Similar to the water monitor, the Bengal monitor is also referred to as the common Indian monitor. It is one of the monitor lizards found in the Udawalawe National Park.
The colour of these creatures vary from brown to grey and they grow up to 7 kilograms in weight. The females are lesser in size than the males and the average length of a Bengal monitor is two to four feet.
Habitat and Environment
Forests as well as other habitats such as deserts are known to possess the Bengal monitor. The Udawalawe National Park provides easy access to witness these creatures in the wild.
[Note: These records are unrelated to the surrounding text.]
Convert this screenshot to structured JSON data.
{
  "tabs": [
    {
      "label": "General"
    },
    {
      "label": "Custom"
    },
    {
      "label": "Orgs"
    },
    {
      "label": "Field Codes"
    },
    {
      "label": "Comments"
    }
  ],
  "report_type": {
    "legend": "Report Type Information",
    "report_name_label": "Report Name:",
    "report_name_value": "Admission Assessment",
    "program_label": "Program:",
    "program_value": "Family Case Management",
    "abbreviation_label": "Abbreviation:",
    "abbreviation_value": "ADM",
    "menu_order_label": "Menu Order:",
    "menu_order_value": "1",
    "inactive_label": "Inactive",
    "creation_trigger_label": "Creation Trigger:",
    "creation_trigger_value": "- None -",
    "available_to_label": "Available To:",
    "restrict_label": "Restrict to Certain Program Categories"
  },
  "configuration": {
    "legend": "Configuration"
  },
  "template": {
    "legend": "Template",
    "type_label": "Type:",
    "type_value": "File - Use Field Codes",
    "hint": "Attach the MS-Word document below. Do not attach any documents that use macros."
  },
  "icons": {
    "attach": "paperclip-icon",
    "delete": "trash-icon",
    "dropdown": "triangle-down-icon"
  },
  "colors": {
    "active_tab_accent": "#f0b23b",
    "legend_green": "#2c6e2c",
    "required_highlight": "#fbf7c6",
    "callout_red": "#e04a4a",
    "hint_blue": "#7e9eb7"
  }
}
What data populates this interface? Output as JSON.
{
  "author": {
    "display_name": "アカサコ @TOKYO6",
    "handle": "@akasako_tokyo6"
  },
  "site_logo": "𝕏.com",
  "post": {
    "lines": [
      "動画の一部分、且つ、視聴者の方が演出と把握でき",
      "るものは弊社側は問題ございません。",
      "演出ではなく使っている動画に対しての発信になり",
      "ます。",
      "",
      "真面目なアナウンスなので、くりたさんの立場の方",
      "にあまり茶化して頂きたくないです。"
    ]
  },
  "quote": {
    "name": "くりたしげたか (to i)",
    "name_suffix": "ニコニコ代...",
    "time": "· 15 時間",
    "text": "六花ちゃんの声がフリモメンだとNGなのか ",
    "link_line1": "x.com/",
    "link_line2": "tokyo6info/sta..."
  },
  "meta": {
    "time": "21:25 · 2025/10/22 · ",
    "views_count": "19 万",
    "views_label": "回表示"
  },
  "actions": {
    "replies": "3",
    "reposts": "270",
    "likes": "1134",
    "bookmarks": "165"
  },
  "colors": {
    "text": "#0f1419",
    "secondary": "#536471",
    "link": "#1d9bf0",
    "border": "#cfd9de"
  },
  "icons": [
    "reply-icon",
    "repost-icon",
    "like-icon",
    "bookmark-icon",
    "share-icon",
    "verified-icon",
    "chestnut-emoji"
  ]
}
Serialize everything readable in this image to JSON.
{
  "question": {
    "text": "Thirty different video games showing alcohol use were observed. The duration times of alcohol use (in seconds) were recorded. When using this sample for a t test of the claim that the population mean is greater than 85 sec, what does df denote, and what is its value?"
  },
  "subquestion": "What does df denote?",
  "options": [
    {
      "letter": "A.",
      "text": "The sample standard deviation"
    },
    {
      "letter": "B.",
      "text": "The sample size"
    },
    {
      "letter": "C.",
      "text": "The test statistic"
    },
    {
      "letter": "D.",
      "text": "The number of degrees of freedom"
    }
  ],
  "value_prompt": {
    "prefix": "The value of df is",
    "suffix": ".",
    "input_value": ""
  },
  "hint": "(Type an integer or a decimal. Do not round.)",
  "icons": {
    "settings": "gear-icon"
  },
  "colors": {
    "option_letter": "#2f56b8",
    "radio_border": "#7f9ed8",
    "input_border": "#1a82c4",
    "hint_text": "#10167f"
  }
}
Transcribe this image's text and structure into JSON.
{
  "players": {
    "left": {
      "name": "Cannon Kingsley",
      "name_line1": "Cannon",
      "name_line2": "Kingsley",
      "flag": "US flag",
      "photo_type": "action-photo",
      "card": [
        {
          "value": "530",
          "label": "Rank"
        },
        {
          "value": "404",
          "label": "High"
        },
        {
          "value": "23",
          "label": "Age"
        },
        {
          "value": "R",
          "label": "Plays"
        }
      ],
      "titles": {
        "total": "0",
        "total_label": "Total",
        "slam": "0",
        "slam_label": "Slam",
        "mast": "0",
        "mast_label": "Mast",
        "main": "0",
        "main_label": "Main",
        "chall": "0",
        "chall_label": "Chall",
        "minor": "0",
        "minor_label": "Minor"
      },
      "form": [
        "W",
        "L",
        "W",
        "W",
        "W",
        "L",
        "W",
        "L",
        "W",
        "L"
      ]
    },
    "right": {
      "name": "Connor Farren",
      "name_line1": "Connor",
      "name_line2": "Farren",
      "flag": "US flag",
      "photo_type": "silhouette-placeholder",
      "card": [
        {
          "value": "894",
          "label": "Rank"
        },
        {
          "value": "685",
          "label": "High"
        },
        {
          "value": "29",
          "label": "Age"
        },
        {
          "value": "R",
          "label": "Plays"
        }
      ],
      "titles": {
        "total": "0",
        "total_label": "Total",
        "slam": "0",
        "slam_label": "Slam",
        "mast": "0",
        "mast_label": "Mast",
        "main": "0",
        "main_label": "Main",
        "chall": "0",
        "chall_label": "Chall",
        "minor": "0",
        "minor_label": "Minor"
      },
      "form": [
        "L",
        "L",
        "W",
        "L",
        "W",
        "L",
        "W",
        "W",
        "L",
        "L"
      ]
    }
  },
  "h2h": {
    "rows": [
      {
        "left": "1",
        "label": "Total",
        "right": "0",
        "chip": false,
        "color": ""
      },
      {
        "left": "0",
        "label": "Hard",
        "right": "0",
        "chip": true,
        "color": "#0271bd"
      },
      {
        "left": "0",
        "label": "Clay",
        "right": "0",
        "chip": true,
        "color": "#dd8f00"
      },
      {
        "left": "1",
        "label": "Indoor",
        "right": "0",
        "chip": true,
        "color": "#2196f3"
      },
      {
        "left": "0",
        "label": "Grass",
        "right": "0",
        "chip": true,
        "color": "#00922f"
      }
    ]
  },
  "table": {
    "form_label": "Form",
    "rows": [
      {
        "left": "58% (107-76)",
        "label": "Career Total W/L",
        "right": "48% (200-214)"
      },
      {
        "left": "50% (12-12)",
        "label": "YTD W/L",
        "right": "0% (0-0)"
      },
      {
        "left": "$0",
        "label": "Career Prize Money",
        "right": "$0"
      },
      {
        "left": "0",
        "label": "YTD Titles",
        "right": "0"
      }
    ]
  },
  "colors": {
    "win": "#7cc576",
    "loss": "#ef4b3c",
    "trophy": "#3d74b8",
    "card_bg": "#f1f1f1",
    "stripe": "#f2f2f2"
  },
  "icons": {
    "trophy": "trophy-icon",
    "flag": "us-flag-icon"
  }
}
Tropical forests, scrublands, and grasslands of Udawalawe are frequented by this monitor lizard.
Lifespan and Reproduction
Female Bengal monitors lay eggs and the number of offspring could be even more than 20. The pregnancy or gestation period can vary from four to eight months.
Behaviour and Feeding
It is classified as a semi-aquatic reptile and it feeds on almost all small creatures such as birds, fish, lizards, and snakes.
Cultural and Conservation Status
The International Union for Conservation of Nature lists the water monitor as “least concern” and this creature is easily recognised throughout Sri Lanka.